Italian Transport Minister Danilo Toninelli, visiting the disaster scene, said bridge operator Autostrade per l’Italia would have to contribute to the cost of its reconstruction as well as pay heavy fines.
But Autostrade, a unit of Milan-listed Atlantia group , said it had done regular, sophisticated checks on the structure before the disaster, relying on “companies and institutions which are world leaders in testing and inspections” and that these had provided reassuring results.
“These outcomes have formed the basis for maintenance work approved by the Transport Ministry in accordance with the law and the terms of the concession aggreement,” it said.
A source close to the matter that Autostrade per l’Italia would hold an extraordinary board meeting next week following the disaster.
WEIGHT OF TRAFFIC
The bridge’s condition, and its ability to sustain large increases in both the intensity and weight of traffic over the years, have been a focus of public debate since Tuesday’s collapse, when an 80-meter span gave way at lunchtime as cars packed with holidaymakers as well as trucks streamed across it.
Salvatore Lorefice, 58, a pensioner who lives a few hundred meters (yards) from the bridge, said cement had fallen off the structure as early as the 1980s when he worked at a warehouse directly under the bridge.
He recalled a visit by a team of Japanese technicians who “came to find out how the structure had deteriorated in such a short time.”
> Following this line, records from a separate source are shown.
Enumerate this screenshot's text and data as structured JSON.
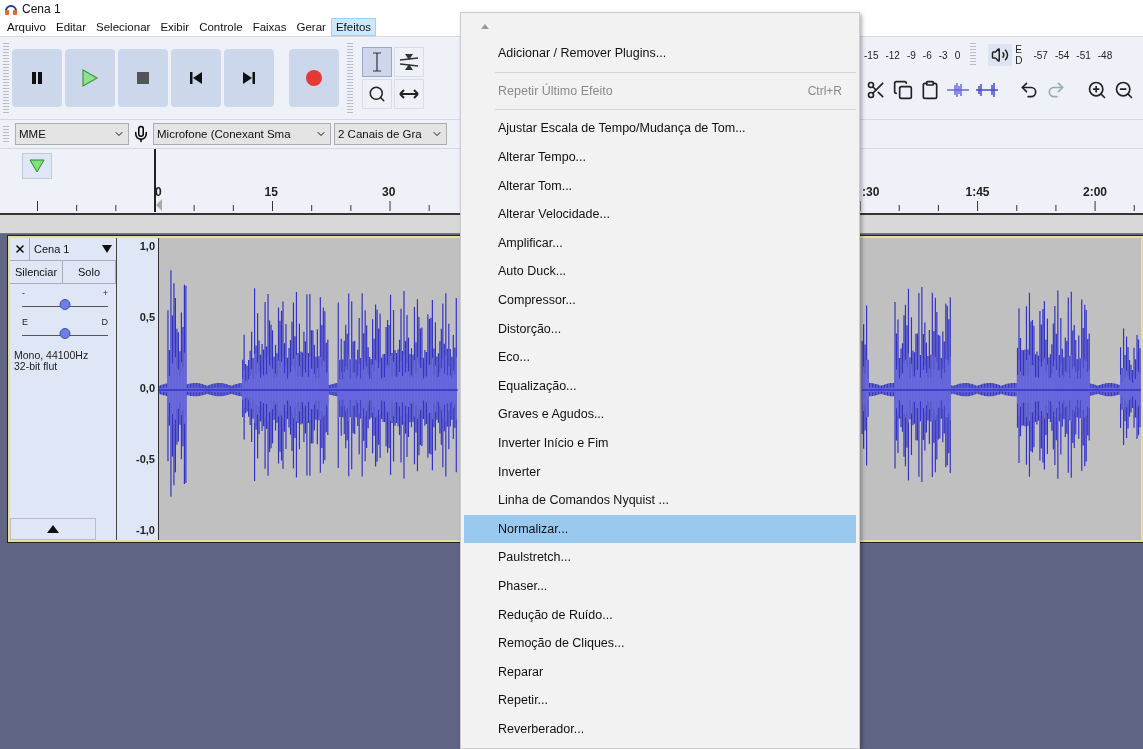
{
  "window": {
    "title": "Cena 1"
  },
  "menubar": [
    {
      "label": "Arquivo",
      "selected": false
    },
    {
      "label": "Editar",
      "selected": false
    },
    {
      "label": "Selecionar",
      "selected": false
    },
    {
      "label": "Exibir",
      "selected": false
    },
    {
      "label": "Controle",
      "selected": false
    },
    {
      "label": "Faixas",
      "selected": false
    },
    {
      "label": "Gerar",
      "selected": false
    },
    {
      "label": "Efeitos",
      "selected": true
    }
  ],
  "meters": {
    "record_scale": [
      "-15",
      "-12",
      "-9",
      "-6",
      "-3",
      "0"
    ],
    "playback_channels": [
      "E",
      "D"
    ],
    "playback_scale": [
      "-57",
      "-54",
      "-51",
      "-48"
    ]
  },
  "device_bar": {
    "host": "MME",
    "input_device": "Microfone (Conexant Sma",
    "channels": "2 Canais de  Gra"
  },
  "ruler": {
    "left_labels": [
      "0",
      "15",
      "30"
    ],
    "right_labels": [
      ":30",
      "1:45",
      "2:00"
    ]
  },
  "track": {
    "name": "Cena 1",
    "buttons": [
      "Silenciar",
      "Solo"
    ],
    "gain": {
      "min_label": "-",
      "max_label": "+",
      "level": 0.5
    },
    "pan": {
      "left_label": "E",
      "right_label": "D",
      "level": 0.5
    },
    "info": [
      "Mono, 44100Hz",
      "32-bit flut"
    ],
    "scale": [
      "1,0",
      "0,5",
      "0,0",
      "-0,5",
      "-1,0"
    ]
  },
  "effects_menu": {
    "items": [
      {
        "kind": "item",
        "label": "Adicionar / Remover Plugins...",
        "disabled": false,
        "selected": false
      },
      {
        "kind": "separator"
      },
      {
        "kind": "item",
        "label": "Repetir Último Efeito",
        "shortcut": "Ctrl+R",
        "disabled": true,
        "selected": false
      },
      {
        "kind": "separator"
      },
      {
        "kind": "item",
        "label": "Ajustar Escala de Tempo/Mudança de Tom...",
        "disabled": false,
        "selected": false
      },
      {
        "kind": "item",
        "label": "Alterar Tempo...",
        "disabled": false,
        "selected": false
      },
      {
        "kind": "item",
        "label": "Alterar Tom...",
        "disabled": false,
        "selected": false
      },
      {
        "kind": "item",
        "label": "Alterar Velocidade...",
        "disabled": false,
        "selected": false
      },
      {
        "kind": "item",
        "label": "Amplificar...",
        "disabled": false,
        "selected": false
      },
      {
        "kind": "item",
        "label": "Auto Duck...",
        "disabled": false,
        "selected": false
      },
      {
        "kind": "item",
        "label": "Compressor...",
        "disabled": false,
        "selected": false
      },
      {
        "kind": "item",
        "label": "Distorção...",
        "disabled": false,
        "selected": false
      },
      {
        "kind": "item",
        "label": "Eco...",
        "disabled": false,
        "selected": false
      },
      {
        "kind": "item",
        "label": "Equalização...",
        "disabled": false,
        "selected": false
      },
      {
        "kind": "item",
        "label": "Graves e Agudos...",
        "disabled": false,
        "selected": false
      },
      {
        "kind": "item",
        "label": "Inverter Início e Fim",
        "disabled": false,
        "selected": false
      },
      {
        "kind": "item",
        "label": "Inverter",
        "disabled": false,
        "selected": false
      },
      {
        "kind": "item",
        "label": "Linha de Comandos Nyquist ...",
        "disabled": false,
        "selected": false
      },
      {
        "kind": "item",
        "label": "Normalizar...",
        "disabled": false,
        "selected": true
      },
      {
        "kind": "item",
        "label": "Paulstretch...",
        "disabled": false,
        "selected": false
      },
      {
        "kind": "item",
        "label": "Phaser...",
        "disabled": false,
        "selected": false
      },
      {
        "kind": "item",
        "label": "Redução de Ruído...",
        "disabled": false,
        "selected": false
      },
      {
        "kind": "item",
        "label": "Remoção de Cliques...",
        "disabled": false,
        "selected": false
      },
      {
        "kind": "item",
        "label": "Reparar",
        "disabled": false,
        "selected": false
      },
      {
        "kind": "item",
        "label": "Repetir...",
        "disabled": false,
        "selected": false
      },
      {
        "kind": "item",
        "label": "Reverberador...",
        "disabled": false,
        "selected": false
      }
    ]
  }
}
Deputy Prime Minister and Interior Minister Matteo Salvini said the private sector manager of the bridge had earned “billions” from tolls but “did not spend the money they were supposed to” and its concession should be revoked.
He was apparently referring to Autostrade.
“Imposing the highest penalties possible and making sure that those responsible for the dead and the injured pay up for any damages and crimes is the very least,” he said.
The Pope offered a prayer for the victims and their loved ones in a public address at St. Peter’s Basilica.
Fire brigade spokesman Luca Cari said 400 firefighters were at the site, lifting big chunks of concrete to create spaces for rescue teams to check for survivors.
In Paris, France’s foreign ministry said four French nationals were among the dead.
Toninelli earlier said he had begun a process to strip Autostrade of its concession and he demanded top Autostrade managers resign.
“Autostrade per l’Italia was not able to fulfill its obligations under the contract regulating management of this infrastructure,” Toninelli said on RAI 1 state TV, adding he would seek to levy heavy fines against the company that could reach up to 150 million euros.
The Morandi Bridge, named after the engineer who designed it, forms part of the A10 motorway run by Autostrade. The 55-km (34 mile) stretch of the A10 accounts for around 1.7 percent of total network traffic for Italy’s biggest toll road operator, according to one analyst’s estimate.
Autostrade’s parent, Atlantia, also runs toll-road concessions in Brazil, Chile, India and Poland.
“The top management of Autostrade per l’Italia must step down first of all,” Toninelli said in a Facebook post.
He also said the government would inspect the structure of aging bridges and tunnels across the country with a view to launching a program of remedial works if required.
Within hours of the disaster, the anti-establishment government that took office in June said the collapse showed Italy needed to spend more on its dilapidated infrastructure, ignoring EU budget constraints if necessary.
Genoa police put the death toll at 39, with 16 injured.